(Directions for this task)
Return every line below exactly.
*** Source data ***
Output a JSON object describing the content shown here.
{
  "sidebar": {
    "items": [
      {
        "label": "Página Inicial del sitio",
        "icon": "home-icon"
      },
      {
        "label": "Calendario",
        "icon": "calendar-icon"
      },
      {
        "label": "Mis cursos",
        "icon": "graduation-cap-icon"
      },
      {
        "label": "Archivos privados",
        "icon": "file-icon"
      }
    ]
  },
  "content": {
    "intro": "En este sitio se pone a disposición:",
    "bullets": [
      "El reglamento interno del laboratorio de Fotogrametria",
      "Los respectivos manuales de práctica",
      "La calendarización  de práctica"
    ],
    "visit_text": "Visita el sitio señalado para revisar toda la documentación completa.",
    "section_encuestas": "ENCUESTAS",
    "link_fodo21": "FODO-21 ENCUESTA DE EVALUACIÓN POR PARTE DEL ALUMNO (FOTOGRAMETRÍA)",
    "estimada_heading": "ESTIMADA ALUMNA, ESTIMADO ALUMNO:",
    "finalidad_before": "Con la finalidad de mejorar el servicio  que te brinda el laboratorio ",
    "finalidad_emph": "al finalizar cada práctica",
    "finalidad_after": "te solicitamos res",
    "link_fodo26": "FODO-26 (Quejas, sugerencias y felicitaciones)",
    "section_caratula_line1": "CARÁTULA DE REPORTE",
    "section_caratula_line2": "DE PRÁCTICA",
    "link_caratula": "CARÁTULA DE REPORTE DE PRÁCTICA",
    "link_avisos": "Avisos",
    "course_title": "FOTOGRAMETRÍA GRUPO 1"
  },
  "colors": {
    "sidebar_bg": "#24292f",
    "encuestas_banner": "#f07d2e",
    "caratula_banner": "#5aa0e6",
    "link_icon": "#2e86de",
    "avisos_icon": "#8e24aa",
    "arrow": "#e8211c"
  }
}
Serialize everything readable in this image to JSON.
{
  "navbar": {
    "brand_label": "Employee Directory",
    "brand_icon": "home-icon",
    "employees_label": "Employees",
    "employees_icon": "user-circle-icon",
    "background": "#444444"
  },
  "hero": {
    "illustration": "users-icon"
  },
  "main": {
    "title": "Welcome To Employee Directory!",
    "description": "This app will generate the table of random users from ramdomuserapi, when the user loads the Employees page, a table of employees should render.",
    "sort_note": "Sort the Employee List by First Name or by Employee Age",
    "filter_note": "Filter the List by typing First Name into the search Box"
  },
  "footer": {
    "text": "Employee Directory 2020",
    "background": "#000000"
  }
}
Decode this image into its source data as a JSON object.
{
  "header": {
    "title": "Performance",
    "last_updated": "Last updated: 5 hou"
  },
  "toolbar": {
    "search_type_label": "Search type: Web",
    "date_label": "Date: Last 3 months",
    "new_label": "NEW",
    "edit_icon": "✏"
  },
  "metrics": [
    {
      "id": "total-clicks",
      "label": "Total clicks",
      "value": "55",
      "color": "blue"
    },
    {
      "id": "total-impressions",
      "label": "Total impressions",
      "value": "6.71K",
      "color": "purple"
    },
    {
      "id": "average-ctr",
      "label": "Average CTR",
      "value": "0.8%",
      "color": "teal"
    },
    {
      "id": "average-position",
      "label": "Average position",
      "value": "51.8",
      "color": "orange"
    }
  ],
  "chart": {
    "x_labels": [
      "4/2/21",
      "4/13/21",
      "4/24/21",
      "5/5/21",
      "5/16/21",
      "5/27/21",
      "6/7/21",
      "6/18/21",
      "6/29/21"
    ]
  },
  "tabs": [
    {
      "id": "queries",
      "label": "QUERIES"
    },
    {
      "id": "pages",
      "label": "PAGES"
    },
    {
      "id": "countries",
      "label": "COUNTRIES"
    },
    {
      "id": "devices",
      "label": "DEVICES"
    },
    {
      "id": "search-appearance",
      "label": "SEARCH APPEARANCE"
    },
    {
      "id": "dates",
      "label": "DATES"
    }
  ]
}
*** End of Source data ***
(Answer for the task)
Output a JSON object describing the content shown here.
{
  "sidebar": {
    "items": [
      {
        "label": "Página Inicial del sitio",
        "icon": "home-icon"
      },
      {
        "label": "Calendario",
        "icon": "calendar-icon"
      },
      {
        "label": "Mis cursos",
        "icon": "graduation-cap-icon"
      },
      {
        "label": "Archivos privados",
        "icon": "file-icon"
      }
    ]
  },
  "content": {
    "intro": "En este sitio se pone a disposición:",
    "bullets": [
      "El reglamento interno del laboratorio de Fotogrametria",
      "Los respectivos manuales de práctica",
      "La calendarización  de práctica"
    ],
    "visit_text": "Visita el sitio señalado para revisar toda la documentación completa.",
    "section_encuestas": "ENCUESTAS",
    "link_fodo21": "FODO-21 ENCUESTA DE EVALUACIÓN POR PARTE DEL ALUMNO (FOTOGRAMETRÍA)",
    "estimada_heading": "ESTIMADA ALUMNA, ESTIMADO ALUMNO:",
    "finalidad_before": "Con la finalidad de mejorar el servicio  que te brinda el laboratorio ",
    "finalidad_emph": "al finalizar cada práctica",
    "finalidad_after": "te solicitamos res",
    "link_fodo26": "FODO-26 (Quejas, sugerencias y felicitaciones)",
    "section_caratula_line1": "CARÁTULA DE REPORTE",
    "section_caratula_line2": "DE PRÁCTICA",
    "link_caratula": "CARÁTULA DE REPORTE DE PRÁCTICA",
    "link_avisos": "Avisos",
    "course_title": "FOTOGRAMETRÍA GRUPO 1"
  },
  "colors": {
    "sidebar_bg": "#24292f",
    "encuestas_banner": "#f07d2e",
    "caratula_banner": "#5aa0e6",
    "link_icon": "#2e86de",
    "avisos_icon": "#8e24aa",
    "arrow": "#e8211c"
  }
}
Serialize everything readable in this image to JSON.
{
  "navbar": {
    "brand_label": "Employee Directory",
    "brand_icon": "home-icon",
    "employees_label": "Employees",
    "employees_icon": "user-circle-icon",
    "background": "#444444"
  },
  "hero": {
    "illustration": "users-icon"
  },
  "main": {
    "title": "Welcome To Employee Directory!",
    "description": "This app will generate the table of random users from ramdomuserapi, when the user loads the Employees page, a table of employees should render.",
    "sort_note": "Sort the Employee List by First Name or by Employee Age",
    "filter_note": "Filter the List by typing First Name into the search Box"
  },
  "footer": {
    "text": "Employee Directory 2020",
    "background": "#000000"
  }
}
Decode this image into its source data as a JSON object.
{
  "header": {
    "title": "Performance",
    "last_updated": "Last updated: 5 hou"
  },
  "toolbar": {
    "search_type_label": "Search type: Web",
    "date_label": "Date: Last 3 months",
    "new_label": "NEW",
    "edit_icon": "✏"
  },
  "metrics": [
    {
      "id": "total-clicks",
      "label": "Total clicks",
      "value": "55",
      "color": "blue"
    },
    {
      "id": "total-impressions",
      "label": "Total impressions",
      "value": "6.71K",
      "color": "purple"
    },
    {
      "id": "average-ctr",
      "label": "Average CTR",
      "value": "0.8%",
      "color": "teal"
    },
    {
      "id": "average-position",
      "label": "Average position",
      "value": "51.8",
      "color": "orange"
    }
  ],
  "chart": {
    "x_labels": [
      "4/2/21",
      "4/13/21",
      "4/24/21",
      "5/5/21",
      "5/16/21",
      "5/27/21",
      "6/7/21",
      "6/18/21",
      "6/29/21"
    ]
  },
  "tabs": [
    {
      "id": "queries",
      "label": "QUERIES"
    },
    {
      "id": "pages",
      "label": "PAGES"
    },
    {
      "id": "countries",
      "label": "COUNTRIES"
    },
    {
      "id": "devices",
      "label": "DEVICES"
    },
    {
      "id": "search-appearance",
      "label": "SEARCH APPEARANCE"
    },
    {
      "id": "dates",
      "label": "DATES"
    }
  ]
}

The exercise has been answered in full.